Top of DATA RECORDS

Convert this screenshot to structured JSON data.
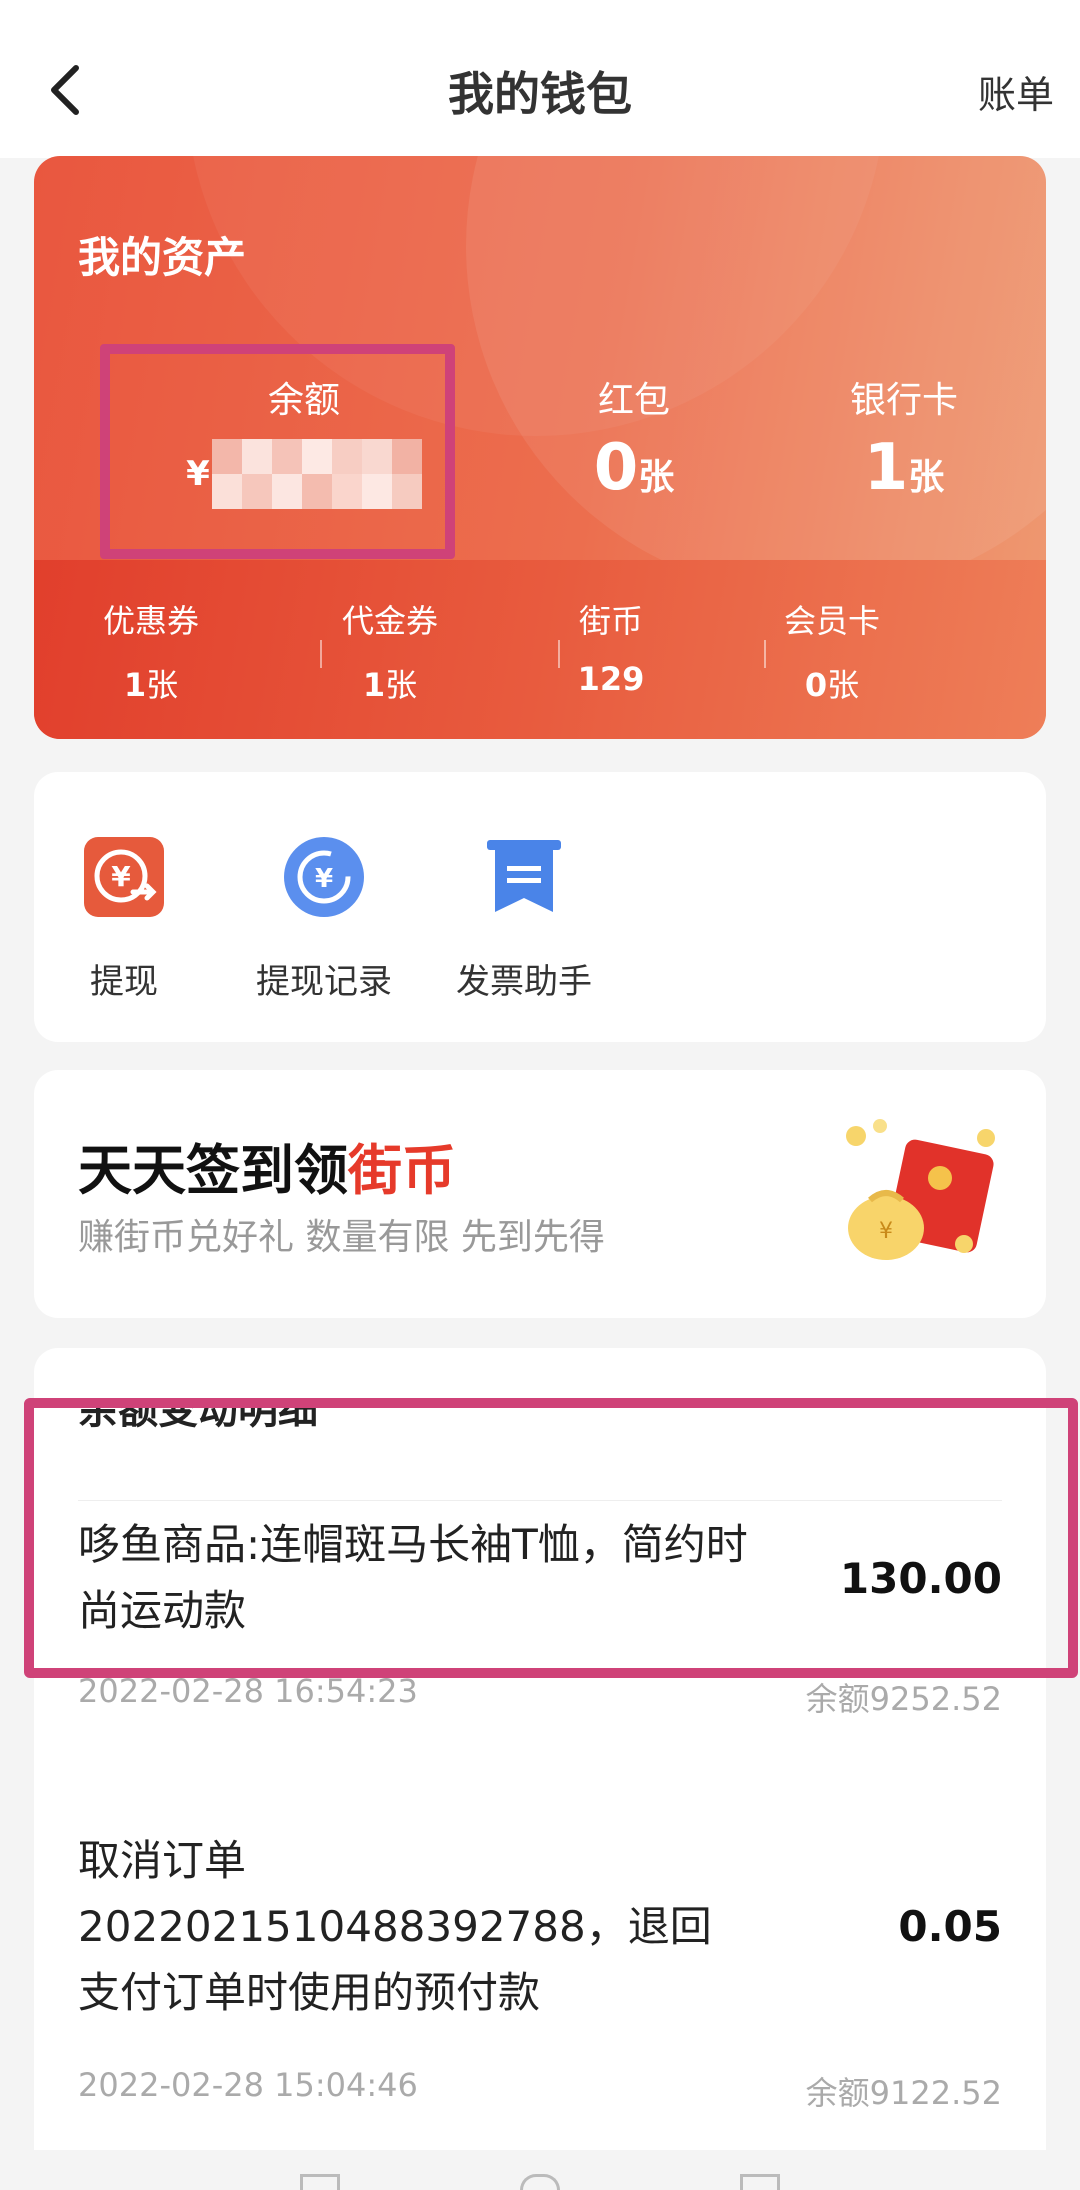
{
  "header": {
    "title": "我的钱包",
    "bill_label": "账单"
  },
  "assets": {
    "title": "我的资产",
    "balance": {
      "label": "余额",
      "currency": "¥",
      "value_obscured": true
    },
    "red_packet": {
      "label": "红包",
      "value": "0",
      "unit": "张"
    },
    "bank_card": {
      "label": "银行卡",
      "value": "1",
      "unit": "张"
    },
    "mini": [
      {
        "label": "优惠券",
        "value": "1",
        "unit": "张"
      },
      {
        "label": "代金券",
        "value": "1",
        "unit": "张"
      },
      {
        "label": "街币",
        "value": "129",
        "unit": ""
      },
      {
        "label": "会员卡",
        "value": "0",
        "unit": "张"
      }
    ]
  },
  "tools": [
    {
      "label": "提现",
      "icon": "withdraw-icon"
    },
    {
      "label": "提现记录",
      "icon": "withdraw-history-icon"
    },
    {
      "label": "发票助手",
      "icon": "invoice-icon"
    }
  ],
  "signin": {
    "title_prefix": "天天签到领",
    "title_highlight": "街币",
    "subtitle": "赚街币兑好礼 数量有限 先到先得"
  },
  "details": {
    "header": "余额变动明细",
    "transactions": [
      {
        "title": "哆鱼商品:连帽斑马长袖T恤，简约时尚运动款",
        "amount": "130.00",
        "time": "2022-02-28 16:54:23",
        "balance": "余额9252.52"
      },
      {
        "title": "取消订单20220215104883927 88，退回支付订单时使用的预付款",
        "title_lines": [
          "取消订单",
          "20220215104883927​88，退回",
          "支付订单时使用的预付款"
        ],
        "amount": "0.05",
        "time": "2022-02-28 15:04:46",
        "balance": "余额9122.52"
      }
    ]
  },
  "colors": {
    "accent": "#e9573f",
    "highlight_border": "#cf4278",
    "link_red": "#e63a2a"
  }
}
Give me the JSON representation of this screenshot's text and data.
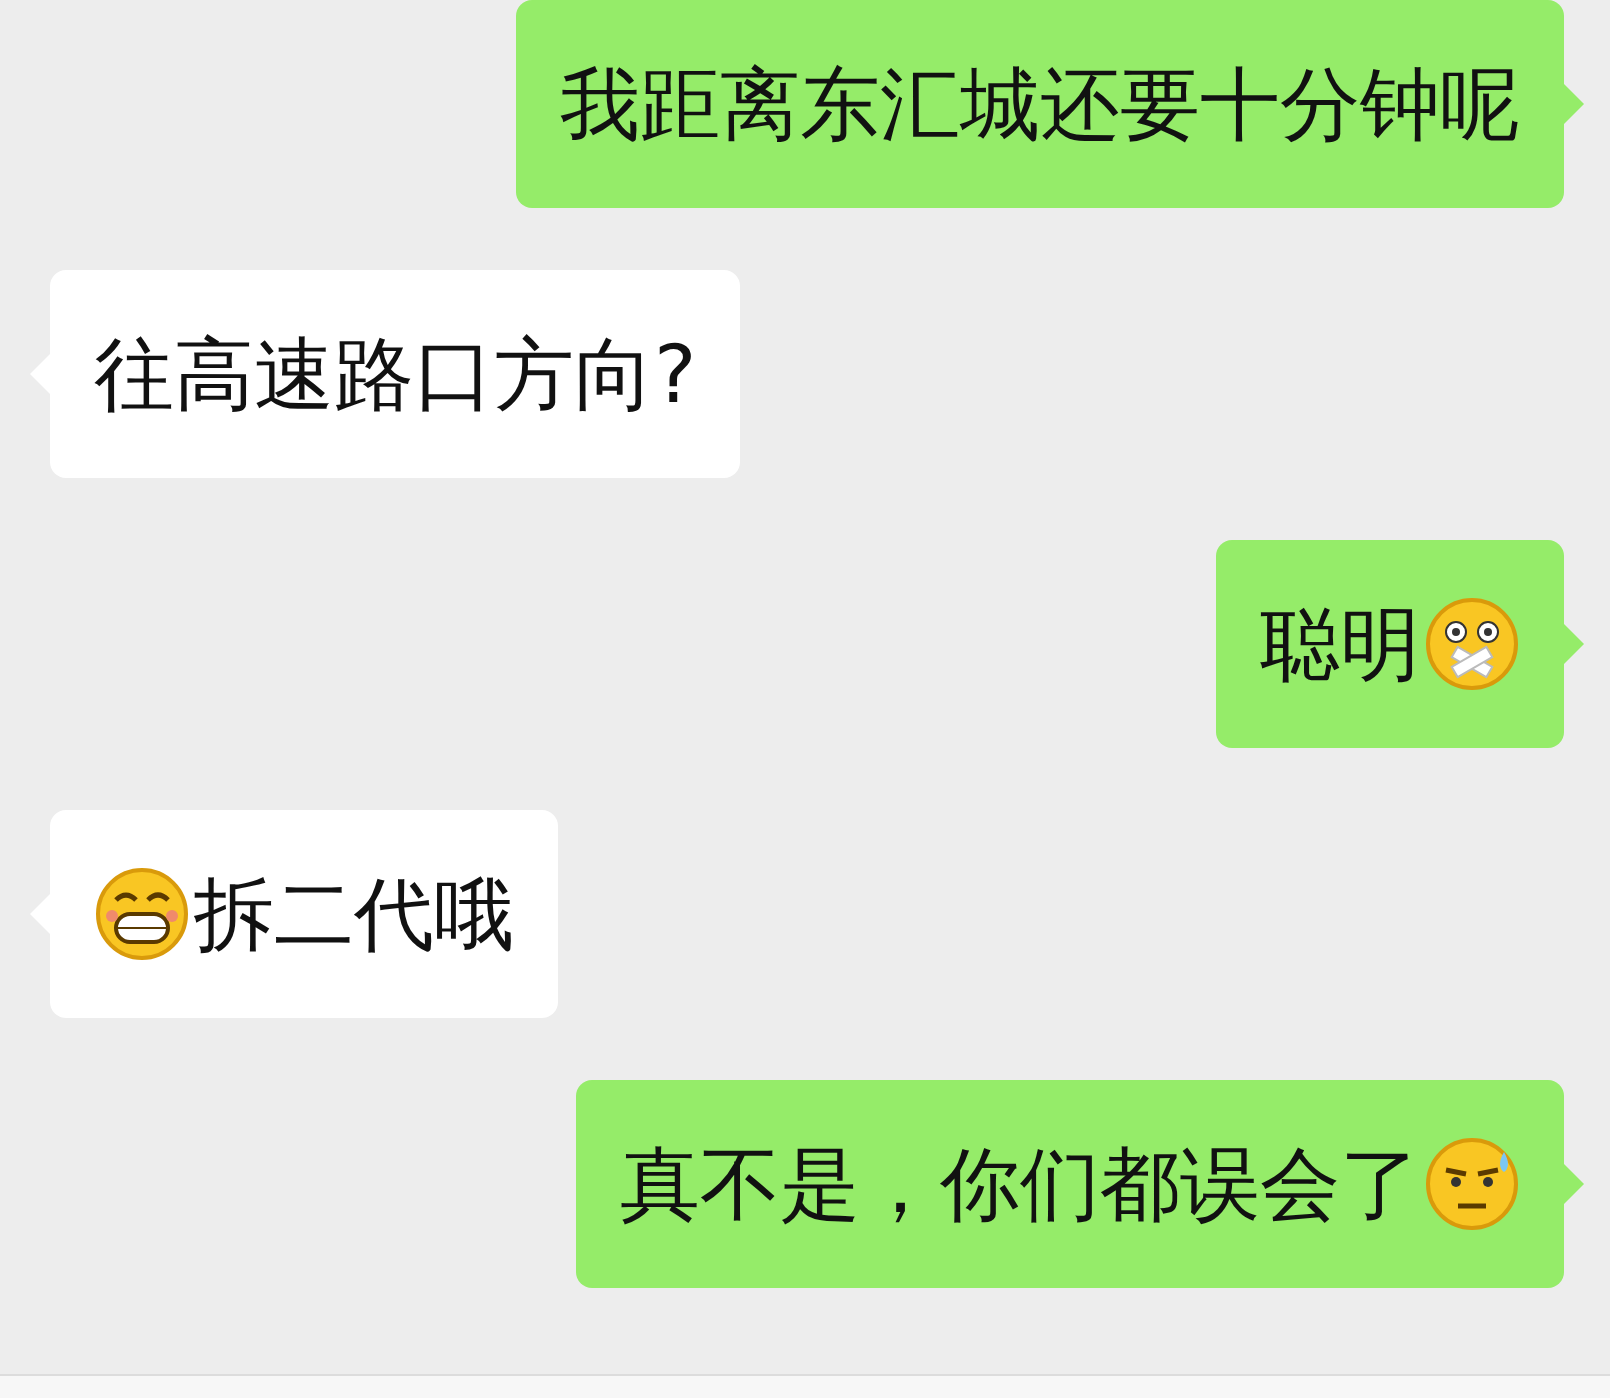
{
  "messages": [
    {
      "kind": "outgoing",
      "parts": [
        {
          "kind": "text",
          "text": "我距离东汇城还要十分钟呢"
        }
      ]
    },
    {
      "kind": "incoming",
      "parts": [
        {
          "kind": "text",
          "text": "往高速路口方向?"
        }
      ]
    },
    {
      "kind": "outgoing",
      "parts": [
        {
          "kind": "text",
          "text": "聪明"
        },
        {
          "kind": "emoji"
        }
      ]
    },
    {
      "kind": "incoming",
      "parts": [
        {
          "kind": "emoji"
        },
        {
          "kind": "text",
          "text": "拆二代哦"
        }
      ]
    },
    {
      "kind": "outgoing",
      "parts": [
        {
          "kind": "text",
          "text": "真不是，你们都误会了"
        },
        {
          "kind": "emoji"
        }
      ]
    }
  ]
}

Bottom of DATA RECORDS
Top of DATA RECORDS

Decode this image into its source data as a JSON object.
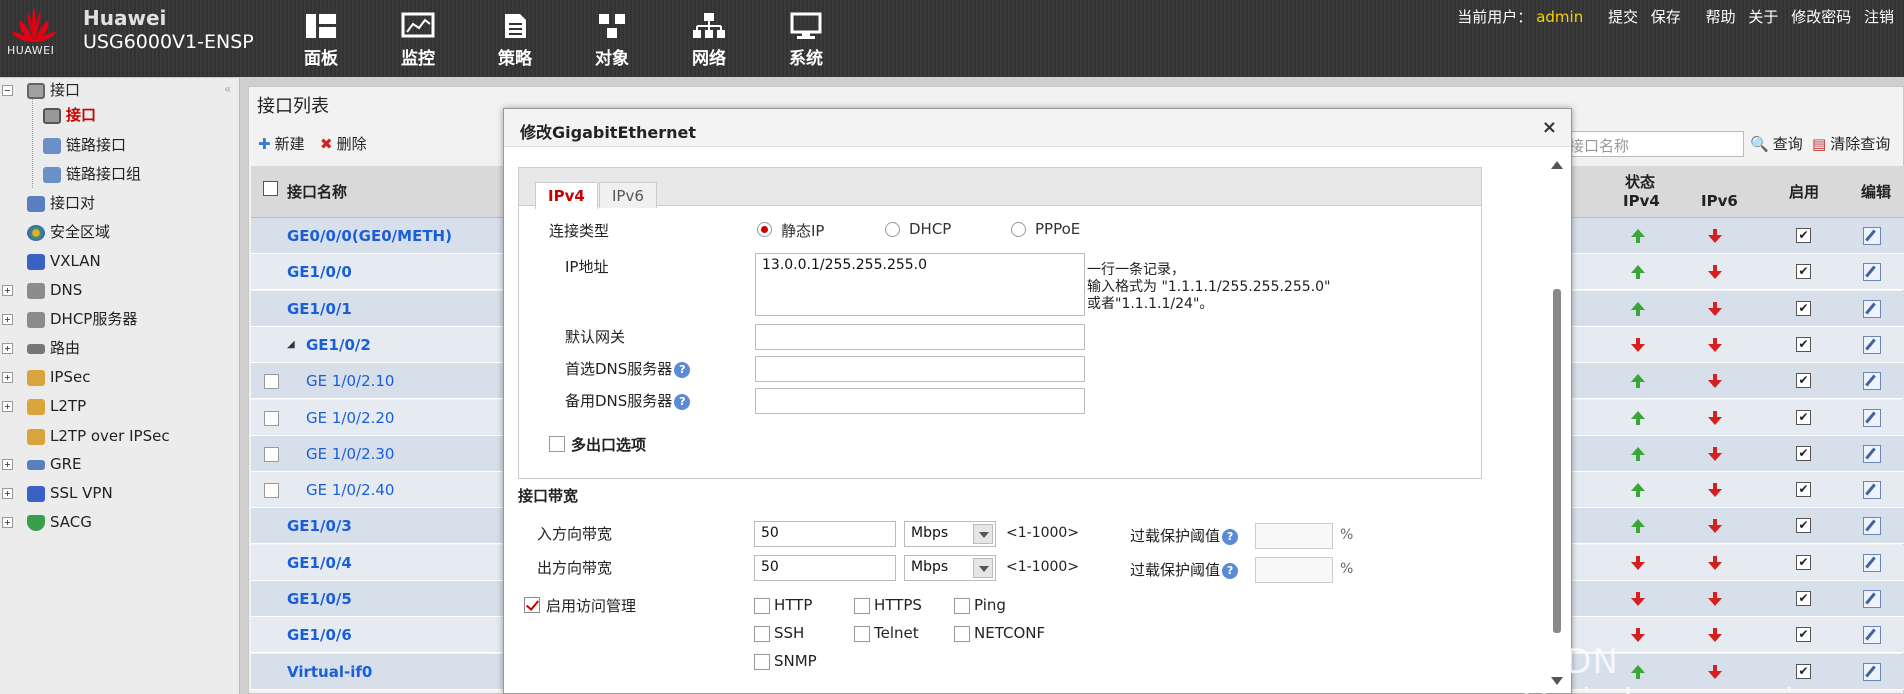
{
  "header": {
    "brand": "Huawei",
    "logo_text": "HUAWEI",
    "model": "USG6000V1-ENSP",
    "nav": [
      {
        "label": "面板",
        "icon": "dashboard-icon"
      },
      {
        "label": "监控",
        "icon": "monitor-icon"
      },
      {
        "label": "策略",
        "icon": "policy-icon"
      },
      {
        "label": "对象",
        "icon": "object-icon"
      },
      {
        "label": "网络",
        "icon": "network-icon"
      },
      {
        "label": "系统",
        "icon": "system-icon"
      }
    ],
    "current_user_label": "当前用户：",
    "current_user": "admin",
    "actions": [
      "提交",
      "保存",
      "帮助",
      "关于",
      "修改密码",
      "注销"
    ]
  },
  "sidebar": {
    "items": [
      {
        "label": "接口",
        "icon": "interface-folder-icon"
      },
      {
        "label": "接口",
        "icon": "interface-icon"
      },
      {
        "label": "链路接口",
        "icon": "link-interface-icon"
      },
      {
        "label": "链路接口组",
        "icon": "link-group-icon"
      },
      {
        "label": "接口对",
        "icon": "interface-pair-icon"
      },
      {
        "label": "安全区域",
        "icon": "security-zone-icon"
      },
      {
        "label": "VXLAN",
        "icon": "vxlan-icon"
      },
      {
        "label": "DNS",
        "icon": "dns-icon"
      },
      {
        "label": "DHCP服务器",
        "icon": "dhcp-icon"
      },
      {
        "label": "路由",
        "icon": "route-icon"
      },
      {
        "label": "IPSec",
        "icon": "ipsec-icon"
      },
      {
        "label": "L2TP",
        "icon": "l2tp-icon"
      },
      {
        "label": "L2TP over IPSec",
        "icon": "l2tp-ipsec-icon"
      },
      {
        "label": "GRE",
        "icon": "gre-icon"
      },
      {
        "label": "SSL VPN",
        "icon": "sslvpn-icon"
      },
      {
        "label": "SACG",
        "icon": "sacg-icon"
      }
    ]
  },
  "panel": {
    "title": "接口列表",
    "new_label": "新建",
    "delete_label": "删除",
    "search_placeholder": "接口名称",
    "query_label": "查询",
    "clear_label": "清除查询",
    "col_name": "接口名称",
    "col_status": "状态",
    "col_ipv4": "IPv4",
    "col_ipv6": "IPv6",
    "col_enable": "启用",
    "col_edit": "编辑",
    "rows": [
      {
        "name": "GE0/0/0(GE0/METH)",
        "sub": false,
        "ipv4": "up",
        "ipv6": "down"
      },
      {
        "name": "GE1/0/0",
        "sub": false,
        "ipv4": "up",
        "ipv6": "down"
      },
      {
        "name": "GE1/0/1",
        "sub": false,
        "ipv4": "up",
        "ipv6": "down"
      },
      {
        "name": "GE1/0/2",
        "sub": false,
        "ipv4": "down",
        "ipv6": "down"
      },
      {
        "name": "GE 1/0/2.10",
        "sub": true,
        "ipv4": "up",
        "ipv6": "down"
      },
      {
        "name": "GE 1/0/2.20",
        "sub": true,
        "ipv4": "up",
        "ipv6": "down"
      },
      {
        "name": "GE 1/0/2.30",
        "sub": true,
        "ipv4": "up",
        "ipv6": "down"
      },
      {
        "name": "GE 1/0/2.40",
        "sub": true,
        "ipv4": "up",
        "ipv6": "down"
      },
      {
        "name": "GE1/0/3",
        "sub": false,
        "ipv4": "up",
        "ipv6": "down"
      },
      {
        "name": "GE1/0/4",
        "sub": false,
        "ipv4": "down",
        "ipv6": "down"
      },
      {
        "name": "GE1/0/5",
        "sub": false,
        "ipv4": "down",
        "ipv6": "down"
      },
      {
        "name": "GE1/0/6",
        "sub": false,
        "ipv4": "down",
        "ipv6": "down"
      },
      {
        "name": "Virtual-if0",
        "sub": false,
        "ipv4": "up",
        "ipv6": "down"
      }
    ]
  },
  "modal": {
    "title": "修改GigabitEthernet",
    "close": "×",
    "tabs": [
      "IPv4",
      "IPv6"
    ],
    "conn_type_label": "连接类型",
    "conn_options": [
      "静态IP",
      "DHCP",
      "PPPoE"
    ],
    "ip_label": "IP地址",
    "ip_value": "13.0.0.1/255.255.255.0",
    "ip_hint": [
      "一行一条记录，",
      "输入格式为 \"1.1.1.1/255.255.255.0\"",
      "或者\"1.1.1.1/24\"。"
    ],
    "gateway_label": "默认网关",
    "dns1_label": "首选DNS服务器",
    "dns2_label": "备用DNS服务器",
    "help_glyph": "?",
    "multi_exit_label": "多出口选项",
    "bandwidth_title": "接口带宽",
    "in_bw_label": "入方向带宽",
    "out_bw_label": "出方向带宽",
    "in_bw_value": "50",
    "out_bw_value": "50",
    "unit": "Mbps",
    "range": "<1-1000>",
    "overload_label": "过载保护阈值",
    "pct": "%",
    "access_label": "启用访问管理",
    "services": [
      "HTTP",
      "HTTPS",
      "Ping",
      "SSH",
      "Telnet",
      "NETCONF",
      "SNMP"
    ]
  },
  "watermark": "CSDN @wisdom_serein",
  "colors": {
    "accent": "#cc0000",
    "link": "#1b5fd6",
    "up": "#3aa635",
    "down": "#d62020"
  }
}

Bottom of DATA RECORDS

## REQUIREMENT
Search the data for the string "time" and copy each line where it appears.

## RESULT BELOW
        "time": "2022-02-28 16:54:23",
        "time": "2022-02-28 15:04:46",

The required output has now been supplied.